Tumblr announced today that users can no longer search "#gay," "#lesbian," and "#bisexual" on their iPhone app. The reason? They don't want to violate Apple's contract terms, which ban apps that carry porn. And since a fraction of their total users post porn, Tumblr thinks this "#gay" filter is an easy way around Apple's rules and regulations.
"The reason you see innocent tags like #gay being blocked on certain platforms is that they are still frequently returning adult content which our entire app was close to being banned for," said CEO David Carp. He promises "smarter"filters in the future, but in the meantime this is the law of the land: no #gay on mobile apps.
But Baltimore Sun's Michael Gold and many others have pointed out that Tumblr's mobile search still finds anti-gay words like "fag" and "faggot," a direct violation of Apple's prohibitions on hate speech, and erecting a porous filter -- "#bi" still turns up porn, apparently -- makes a mockery of free speech. Instead of blaming Apple, Tumblr should have extended its online "safe search" filter to its mobile app. "If Tumblr is committed to free speech -- as they should be, and I'm not advocating Tumblr prevent users from posting either hate-speech or pornography -- it could have made filtered search the default option on an iPhone," wrote Gold.
Meanwhile, in Seattle, Slog reports that the city's largest skyscraper, Columbia Center, has blocked gay news sites from its free wi-fi, including It Gets Better, the video project created to prevent teen suicide. If users try to log on from the Center's server, they get this message: "This is a known 'sexual orientation' web site which is blocked as specified by your web content filtering policy."
(Apple once censored an innocuous Oscar Wilde comic because of its "gay" content. It later reversed its decision.)

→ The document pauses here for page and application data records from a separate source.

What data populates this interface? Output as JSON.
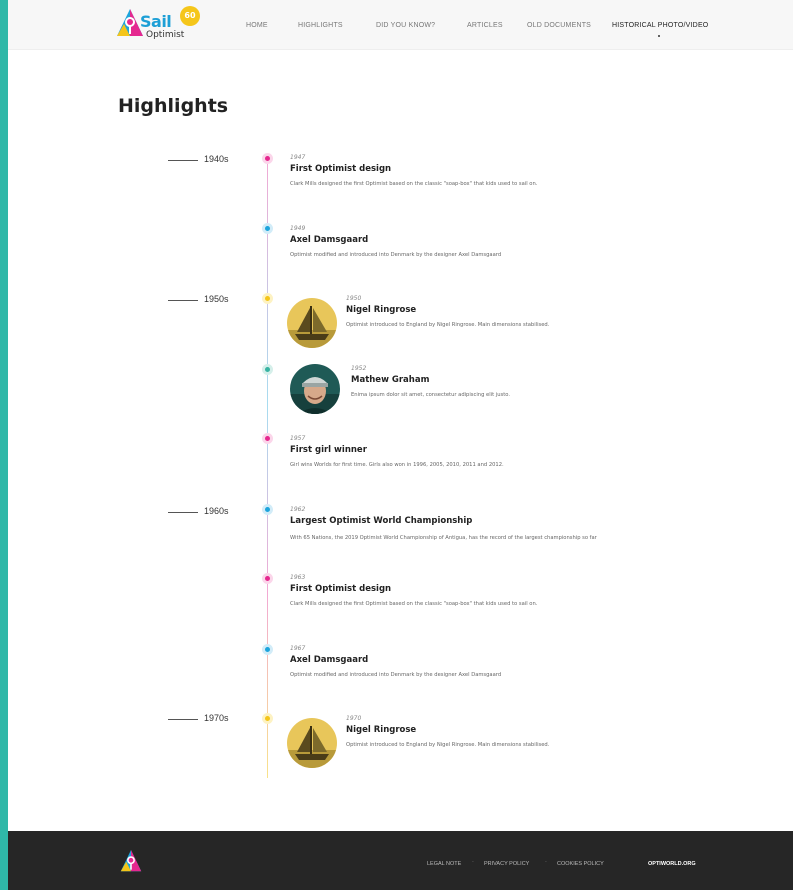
{
  "brand": {
    "name": "Sail",
    "sub": "Optimist",
    "badge": "60"
  },
  "nav": {
    "items": [
      "HOME",
      "HIGHLIGHTS",
      "DID YOU KNOW?",
      "ARTICLES",
      "OLD DOCUMENTS",
      "HISTORICAL PHOTO/VIDEO"
    ],
    "active": "HISTORICAL PHOTO/VIDEO"
  },
  "page": {
    "title": "Highlights"
  },
  "timeline": {
    "decades": [
      "1940s",
      "1950s",
      "1960s",
      "1970s"
    ],
    "entries": [
      {
        "year": "1947",
        "title": "First Optimist design",
        "desc": "Clark Mills designed the first Optimist based on the classic \"soap-box\" that kids used to sail on.",
        "color": "pink"
      },
      {
        "year": "1949",
        "title": "Axel Damsgaard",
        "desc": "Optimist modified and introduced into Denmark by the designer Axel Damsgaard",
        "color": "blue"
      },
      {
        "year": "1950",
        "title": "Nigel Ringrose",
        "desc": "Optimist introduced to England by Nigel Ringrose. Main dimensions stabilised.",
        "color": "yellow",
        "image": "sailboat-photo"
      },
      {
        "year": "1952",
        "title": "Mathew Graham",
        "desc": "Enima ipsum dolor sit amet, consectetur adipiscing elit justo.",
        "color": "teal",
        "image": "portrait-photo"
      },
      {
        "year": "1957",
        "title": "First girl winner",
        "desc": "Girl wins Worlds for first time. Girls also won in 1996, 2005, 2010, 2011 and 2012.",
        "color": "pink"
      },
      {
        "year": "1962",
        "title": "Largest Optimist World Championship",
        "desc": "With 65 Nations, the 2019 Optimist World Championship of Antigua, has the record of the largest championship so far",
        "color": "blue"
      },
      {
        "year": "1963",
        "title": "First Optimist design",
        "desc": "Clark Mills designed the first Optimist based on the classic \"soap-box\" that kids used to sail on.",
        "color": "pink"
      },
      {
        "year": "1967",
        "title": "Axel Damsgaard",
        "desc": "Optimist modified and introduced into Denmark by the designer Axel Damsgaard",
        "color": "blue"
      },
      {
        "year": "1970",
        "title": "Nigel Ringrose",
        "desc": "Optimist introduced to England by Nigel Ringrose. Main dimensions stabilised.",
        "color": "yellow",
        "image": "sailboat-photo"
      }
    ]
  },
  "footer": {
    "links": [
      "LEGAL NOTE",
      "PRIVACY POLICY",
      "COOKIES POLICY"
    ],
    "separator": "·",
    "site": "OPTIWORLD.ORG"
  },
  "colors": {
    "pink": "#e5288f",
    "blue": "#1da4dc",
    "yellow": "#f4c519",
    "teal": "#38b3a2",
    "footer_bg": "#262626",
    "page_border": "#2fb8a8"
  }
}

This story has played out before and elsewhere: The Pentagon was criticized in January for blocking LGBT websites, and there's no shortage of schools that have attempted to do the same. Here's a short list: Gwinnett County Schools, Georgia; Vineland School District, New Jersey, Camdenton School District, Missouri; Knox County and Nashville School District, Tennesee. The ACLU thwarted all of these efforts to block LGBT information.
In these and similar scenarios, the specter of ill-defined "inappropriate content" has loomed large. The same fears and stereotypes are seen in arguments against gay teachers or, more recently, gay Boy Scout leaders. Either children would be corrupted or viruses would be contracted from porn sites or "such things" shouldn't be viewed in public. That's because even in 2013, even after the end of DOMA and Don't Ask, Don't Tell and Brokeback Mountain and Milk and Modern Family, LGBT people, particularly gay men, are still seen as acts, not people with hearts and minds and personalities. And, let's face it, there's a huge number of us who aren't getting laid. Does that make us less gay?
In the end, nobody's made more safe by blocking "#gay" or even porn. The only people who suffer are those looking for news and information and connections and community.